FIG. 2 illustrates further details of the prior art implantable patch electrode configuration of FIG. 1. Patch electrodes 12 and 14 are formed of a metal mesh 70 and surrounded by a continuous border 74.
FIG. 3 illustrates an implantable electrode configuration constructed in accordance with the principles of the present invention. First and second patches 24 and 26 are provided. The first and second patches 24 and 26 are respectively connected to a known defibrillator (shown as 28 in FIG. 4) through leads 30 and 32. Four mesh electrodes 34, 36, 38, and 40 provide a current path through a passive diode multiplexing arrangement, comprised of diodes 42, 44, 46, and 48.
A cathode 50 of diode 42 is connected to the first mesh electrode 34. An anode 52 of diode 44 is connected to the second mesh electrode 36. Similarly, a cathode 54 of diode 46 is connected to the third mesh electrode 38, and an anode 56 of the fourth diode 48 is connected to the fourth mesh electrode 40.
An anode 58 of diode 42 and a cathode 60 of diode 44 are connected to lead 30. Similarly, an anode 62 of diode 46 and a cathode 64 of diode 48 are connected to lead 32. Preferably, general purpose forward-biased diodes are used in the passive multiplexing arrangement.
As illustrated in FIGS. 3 and 4, when a capacitor (not shown) in the defibrillator 28 discharges, an electric current traverses the lead 30 and through diode 42 to the first mesh electrode 34. The electric shock then traverses through the heart 66 to mesh electrode 40. The electric current then proceeds through diodes 48 and 46 to mesh electrode 38. The electric current then proceeds through the heart 66 to mesh electrode 36 and then through diodes 44 and 42 to the first mesh electrode 34. Thus, passive diode multiplexing is achieved, and the four mesh electrodes formed by the passive diode multiplexing arrangement provide bidirectional electric shocks through the heart 66.
Exposed electrodes 34, 36, 38 and 40 are formed of a metal mesh surrounded by a continuous border 86 and 88 of insulating material. Each patch contains two mesh electrodes (34 and 36, or 38 and 40). The metal mesh can be formed of any suitable metal or a combination of metals, such as MP-35 stainless steel, titanium, or platinum.
The electrodes 34, 36, 38 and 40 can be used as conformal electrodes (in direct contact with the heart), or can be arranged near the surface of the heart 66 (illustrated in FIG. 1). The patch electrodes 34, 36, 38 and 40 can be suitably arranged in an anterior-anterior or anterior-posterior position.

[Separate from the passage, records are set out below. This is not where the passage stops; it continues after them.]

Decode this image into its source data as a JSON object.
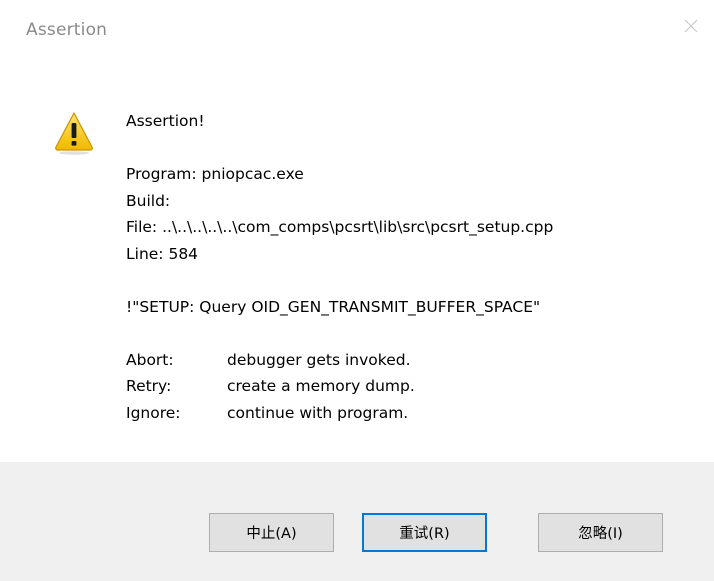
{
  "window": {
    "title": "Assertion",
    "close_icon": "close-icon"
  },
  "icon": {
    "name": "warning-icon",
    "color": "#f5c400"
  },
  "message": {
    "heading": "Assertion!",
    "program": "Program: pniopcac.exe",
    "build": "Build:",
    "file": "File: ..\\..\\..\\..\\..\\com_comps\\pcsrt\\lib\\src\\pcsrt_setup.cpp",
    "line": "Line: 584",
    "expression": "!\"SETUP: Query OID_GEN_TRANSMIT_BUFFER_SPACE\"",
    "options": [
      {
        "key": "Abort:",
        "desc": "debugger gets invoked."
      },
      {
        "key": "Retry:",
        "desc": "create a memory dump."
      },
      {
        "key": "Ignore:",
        "desc": "continue with program."
      }
    ]
  },
  "buttons": {
    "abort": "中止(A)",
    "retry": "重试(R)",
    "ignore": "忽略(I)"
  },
  "colors": {
    "button_area_bg": "#f0f0f0",
    "focus_border": "#0078d7",
    "title_text": "#8a8a8a"
  }
}
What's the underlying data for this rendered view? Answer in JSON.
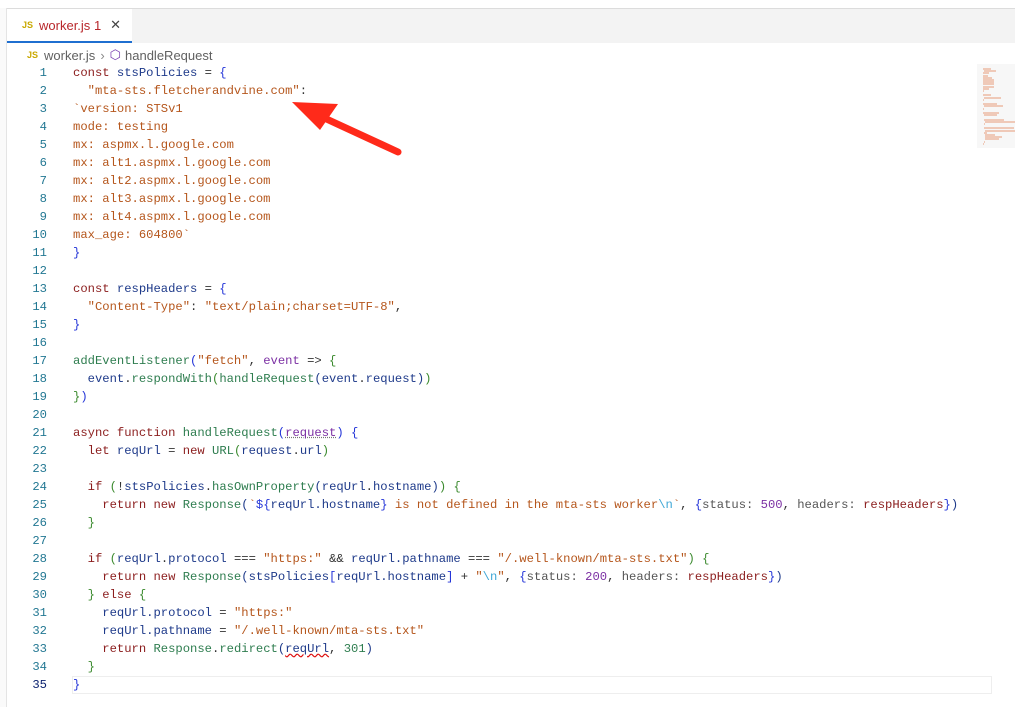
{
  "tab": {
    "icon": "js-file-icon",
    "badge": "JS",
    "name": "worker.js",
    "problems": "1"
  },
  "breadcrumb": {
    "file": "worker.js",
    "symbol": "handleRequest"
  },
  "annotation": {
    "arrow_color": "#ff2a1a"
  },
  "current_line": 35,
  "lines": [
    [
      [
        "k",
        "const "
      ],
      [
        "v",
        "stsPolicies"
      ],
      [
        "p",
        " = "
      ],
      [
        "b1",
        "{"
      ]
    ],
    [
      [
        "p",
        "  "
      ],
      [
        "s",
        "\"mta-sts.fletcherandvine.com\""
      ],
      [
        "p",
        ":"
      ]
    ],
    [
      [
        "s",
        "`version: STSv1"
      ]
    ],
    [
      [
        "s",
        "mode: testing"
      ]
    ],
    [
      [
        "s",
        "mx: aspmx.l.google.com"
      ]
    ],
    [
      [
        "s",
        "mx: alt1.aspmx.l.google.com"
      ]
    ],
    [
      [
        "s",
        "mx: alt2.aspmx.l.google.com"
      ]
    ],
    [
      [
        "s",
        "mx: alt3.aspmx.l.google.com"
      ]
    ],
    [
      [
        "s",
        "mx: alt4.aspmx.l.google.com"
      ]
    ],
    [
      [
        "s",
        "max_age: 604800`"
      ]
    ],
    [
      [
        "b1",
        "}"
      ]
    ],
    [],
    [
      [
        "k",
        "const "
      ],
      [
        "v",
        "respHeaders"
      ],
      [
        "p",
        " = "
      ],
      [
        "b1",
        "{"
      ]
    ],
    [
      [
        "p",
        "  "
      ],
      [
        "s",
        "\"Content-Type\""
      ],
      [
        "p",
        ": "
      ],
      [
        "s",
        "\"text/plain;charset=UTF-8\""
      ],
      [
        "p",
        ","
      ]
    ],
    [
      [
        "b1",
        "}"
      ]
    ],
    [],
    [
      [
        "f",
        "addEventListener"
      ],
      [
        "b1",
        "("
      ],
      [
        "s",
        "\"fetch\""
      ],
      [
        "p",
        ", "
      ],
      [
        "n",
        "event"
      ],
      [
        "p",
        " => "
      ],
      [
        "b2",
        "{"
      ]
    ],
    [
      [
        "p",
        "  "
      ],
      [
        "v",
        "event"
      ],
      [
        "p",
        "."
      ],
      [
        "f",
        "respondWith"
      ],
      [
        "b2",
        "("
      ],
      [
        "f",
        "handleRequest"
      ],
      [
        "b3",
        "("
      ],
      [
        "v",
        "event"
      ],
      [
        "p",
        "."
      ],
      [
        "v",
        "request"
      ],
      [
        "b3",
        ")"
      ],
      [
        "b2",
        ")"
      ]
    ],
    [
      [
        "b2",
        "}"
      ],
      [
        "b1",
        ")"
      ]
    ],
    [],
    [
      [
        "k",
        "async function "
      ],
      [
        "f",
        "handleRequest"
      ],
      [
        "b1",
        "("
      ],
      [
        "pm",
        "request"
      ],
      [
        "b1",
        ")"
      ],
      [
        "p",
        " "
      ],
      [
        "b1",
        "{"
      ]
    ],
    [
      [
        "p",
        "  "
      ],
      [
        "k",
        "let "
      ],
      [
        "v",
        "reqUrl"
      ],
      [
        "p",
        " = "
      ],
      [
        "k",
        "new "
      ],
      [
        "f",
        "URL"
      ],
      [
        "b2",
        "("
      ],
      [
        "v",
        "request"
      ],
      [
        "p",
        "."
      ],
      [
        "v",
        "url"
      ],
      [
        "b2",
        ")"
      ]
    ],
    [],
    [
      [
        "p",
        "  "
      ],
      [
        "k",
        "if "
      ],
      [
        "b2",
        "("
      ],
      [
        "p",
        "!"
      ],
      [
        "v",
        "stsPolicies"
      ],
      [
        "p",
        "."
      ],
      [
        "f",
        "hasOwnProperty"
      ],
      [
        "b3",
        "("
      ],
      [
        "v",
        "reqUrl"
      ],
      [
        "p",
        "."
      ],
      [
        "v",
        "hostname"
      ],
      [
        "b3",
        ")"
      ],
      [
        "b2",
        ")"
      ],
      [
        "p",
        " "
      ],
      [
        "b2",
        "{"
      ]
    ],
    [
      [
        "p",
        "    "
      ],
      [
        "k",
        "return new "
      ],
      [
        "f",
        "Response"
      ],
      [
        "b3",
        "("
      ],
      [
        "s",
        "`"
      ],
      [
        "b1",
        "${"
      ],
      [
        "v",
        "reqUrl.hostname"
      ],
      [
        "b1",
        "}"
      ],
      [
        "s",
        " is not defined in the mta-sts worker"
      ],
      [
        "e",
        "\\n"
      ],
      [
        "s",
        "`"
      ],
      [
        "p",
        ", "
      ],
      [
        "b1",
        "{"
      ],
      [
        "g",
        "status: "
      ],
      [
        "n",
        "500"
      ],
      [
        "p",
        ", "
      ],
      [
        "g",
        "headers: "
      ],
      [
        "k",
        "respHeaders"
      ],
      [
        "b1",
        "}"
      ],
      [
        "b3",
        ")"
      ]
    ],
    [
      [
        "p",
        "  "
      ],
      [
        "b2",
        "}"
      ]
    ],
    [],
    [
      [
        "p",
        "  "
      ],
      [
        "k",
        "if "
      ],
      [
        "b2",
        "("
      ],
      [
        "v",
        "reqUrl"
      ],
      [
        "p",
        "."
      ],
      [
        "v",
        "protocol"
      ],
      [
        "p",
        " === "
      ],
      [
        "s",
        "\"https:\""
      ],
      [
        "p",
        " && "
      ],
      [
        "v",
        "reqUrl.pathname"
      ],
      [
        "p",
        " === "
      ],
      [
        "s",
        "\"/.well-known/mta-sts.txt\""
      ],
      [
        "b2",
        ")"
      ],
      [
        "p",
        " "
      ],
      [
        "b2",
        "{"
      ]
    ],
    [
      [
        "p",
        "    "
      ],
      [
        "k",
        "return new "
      ],
      [
        "f",
        "Response"
      ],
      [
        "b3",
        "("
      ],
      [
        "v",
        "stsPolicies"
      ],
      [
        "b1",
        "["
      ],
      [
        "v",
        "reqUrl.hostname"
      ],
      [
        "b1",
        "]"
      ],
      [
        "p",
        " + "
      ],
      [
        "s",
        "\""
      ],
      [
        "e",
        "\\n"
      ],
      [
        "s",
        "\""
      ],
      [
        "p",
        ", "
      ],
      [
        "b1",
        "{"
      ],
      [
        "g",
        "status: "
      ],
      [
        "n",
        "200"
      ],
      [
        "p",
        ", "
      ],
      [
        "g",
        "headers: "
      ],
      [
        "k",
        "respHeaders"
      ],
      [
        "b1",
        "}"
      ],
      [
        "b3",
        ")"
      ]
    ],
    [
      [
        "p",
        "  "
      ],
      [
        "b2",
        "}"
      ],
      [
        "p",
        " "
      ],
      [
        "k",
        "else "
      ],
      [
        "b2",
        "{"
      ]
    ],
    [
      [
        "p",
        "    "
      ],
      [
        "v",
        "reqUrl.protocol"
      ],
      [
        "p",
        " = "
      ],
      [
        "s",
        "\"https:\""
      ]
    ],
    [
      [
        "p",
        "    "
      ],
      [
        "v",
        "reqUrl.pathname"
      ],
      [
        "p",
        " = "
      ],
      [
        "s",
        "\"/.well-known/mta-sts.txt\""
      ]
    ],
    [
      [
        "p",
        "    "
      ],
      [
        "k",
        "return "
      ],
      [
        "f",
        "Response"
      ],
      [
        "p",
        "."
      ],
      [
        "f",
        "redirect"
      ],
      [
        "b3",
        "("
      ],
      [
        "sq",
        "reqUrl"
      ],
      [
        "p",
        ", "
      ],
      [
        "f",
        "301"
      ],
      [
        "b3",
        ")"
      ]
    ],
    [
      [
        "p",
        "  "
      ],
      [
        "b2",
        "}"
      ]
    ],
    [
      [
        "b1",
        "}"
      ]
    ]
  ]
}
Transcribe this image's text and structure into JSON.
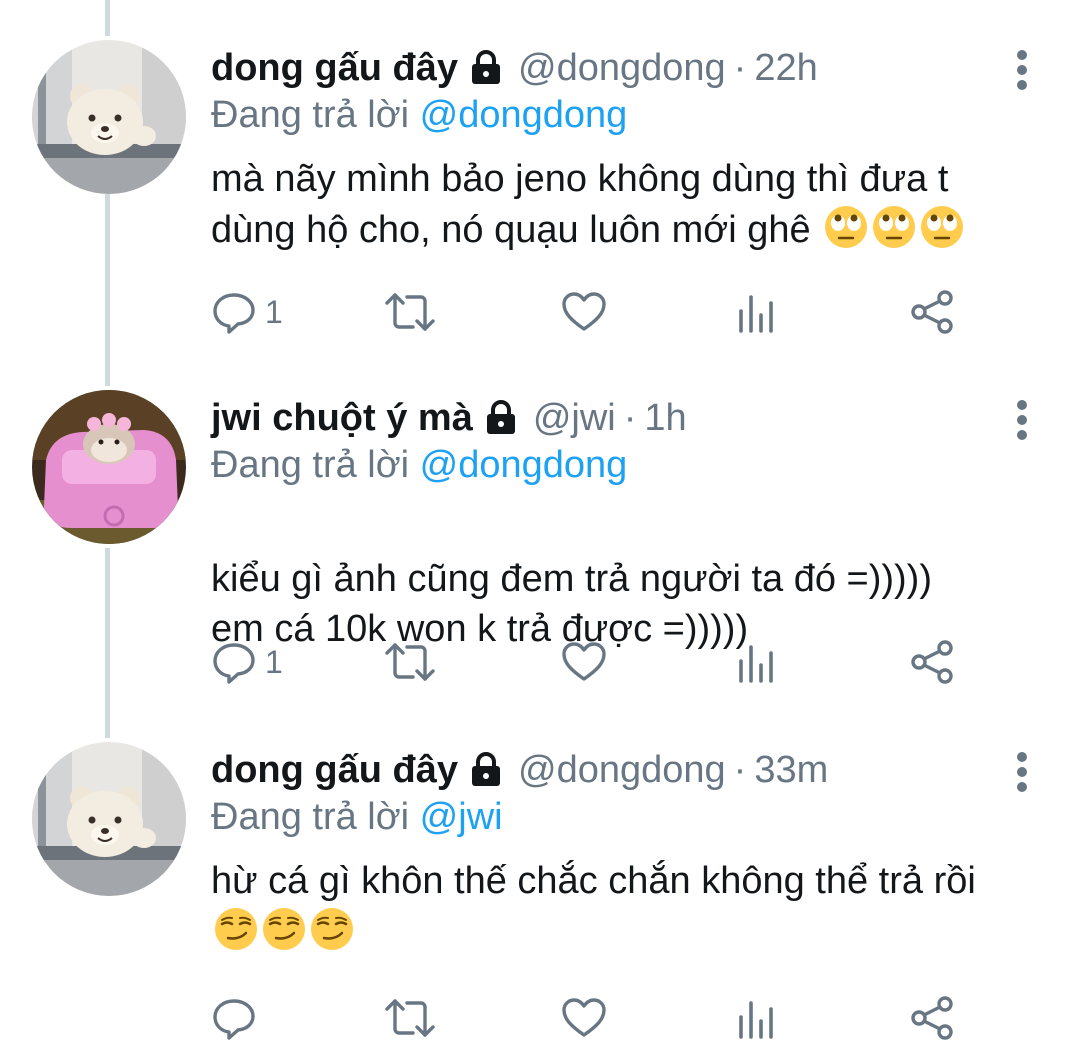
{
  "colors": {
    "name": "#14171a",
    "secondary": "#687684",
    "mention": "#1da1f2",
    "thread_line": "#cfd9de",
    "icon": "#687684"
  },
  "icons": [
    "lock-icon",
    "more-icon",
    "reply-icon",
    "retweet-icon",
    "like-icon",
    "stats-icon",
    "share-icon"
  ],
  "tweets": [
    {
      "name": "dong gấu đây",
      "handle": "@dongdong",
      "dot": "·",
      "time": "22h",
      "reply_prefix": "Đang trả lời ",
      "reply_to": "@dongdong",
      "text": "mà nãy mình bảo jeno không dùng thì đưa t dùng hộ cho, nó quạu luôn mới ghê",
      "emoji": "face-with-rolling-eyes",
      "emoji_count": 3,
      "reply_count": "1"
    },
    {
      "name": "jwi chuột ý mà",
      "handle": "@jwi",
      "dot": "·",
      "time": "1h",
      "reply_prefix": "Đang trả lời ",
      "reply_to": "@dongdong",
      "text": "kiểu gì ảnh cũng đem trả người ta đó =)))))\nem cá 10k won k trả được =)))))",
      "reply_count": "1"
    },
    {
      "name": "dong gấu đây",
      "handle": "@dongdong",
      "dot": "·",
      "time": "33m",
      "reply_prefix": "Đang trả lời ",
      "reply_to": "@jwi",
      "text": "hừ cá gì khôn thế chắc chắn không thể trả rồi",
      "emoji": "smirking-face",
      "emoji_count": 3,
      "reply_count": ""
    }
  ]
}
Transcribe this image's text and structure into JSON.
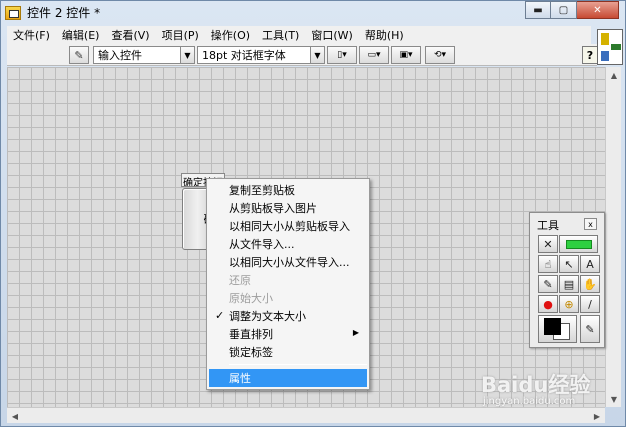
{
  "window": {
    "title": "控件 2 控件 *",
    "caption_minimize": "▬",
    "caption_maximize": "▢",
    "caption_close": "✕"
  },
  "menubar": {
    "items": [
      "文件(F)",
      "编辑(E)",
      "查看(V)",
      "项目(P)",
      "操作(O)",
      "工具(T)",
      "窗口(W)",
      "帮助(H)"
    ]
  },
  "toolbar": {
    "edit_icon": "pencil-icon",
    "control_type": "输入控件",
    "font": "18pt 对话框字体",
    "help": "?"
  },
  "front_panel": {
    "control_label": "确定按钮",
    "button_text": "确"
  },
  "context_menu": {
    "items": [
      {
        "label": "复制至剪贴板",
        "enabled": true
      },
      {
        "label": "从剪贴板导入图片",
        "enabled": true
      },
      {
        "label": "以相同大小从剪贴板导入",
        "enabled": true
      },
      {
        "label": "从文件导入...",
        "enabled": true
      },
      {
        "label": "以相同大小从文件导入...",
        "enabled": true
      },
      {
        "label": "还原",
        "enabled": false
      },
      {
        "label": "原始大小",
        "enabled": false
      },
      {
        "label": "调整为文本大小",
        "enabled": true,
        "checked": true,
        "check_mark": "✓"
      },
      {
        "label": "垂直排列",
        "enabled": true,
        "submenu": true,
        "submenu_mark": "▶"
      },
      {
        "label": "锁定标签",
        "enabled": true
      },
      {
        "label": "属性",
        "enabled": true,
        "highlighted": true
      }
    ],
    "highlight_color": "#3296f5"
  },
  "tools_palette": {
    "title": "工具",
    "close": "x",
    "tools": [
      "automatic-tool",
      "operate-value-tool",
      "position-select-tool",
      "edit-text-tool",
      "connect-wire-tool",
      "object-shortcut-menu-tool",
      "scroll-window-tool",
      "set-clear-breakpoint-tool",
      "probe-data-tool",
      "get-color-tool",
      "set-color-tool"
    ]
  },
  "watermark": {
    "main": "Baidu经验",
    "sub": "jingyan.baidu.com"
  }
}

Another advantage of this system is that the electrodes cannot be connected incorrectly to the implantable defibrillation device. That is, if the patch electrodes 26 and 24 are connected to the positive and negative terminals, respectively, then the current would flow from the lead 32 through diode 46 to the mesh electrode 38. The electric shock would traverse the heart 66 to mesh electrode 36. The electric current would then proceed through diodes 44 and 42 to mesh electrode 34. The electric current would then proceed back through the heart 66 to mesh electrode 40.
Although various minor modifications may be suggested by those versed in the art, it should be understood that I wish to embody within the scope of the patent granted hereon all such modifications as reasonably and properly come within the scope of my contribution to the art.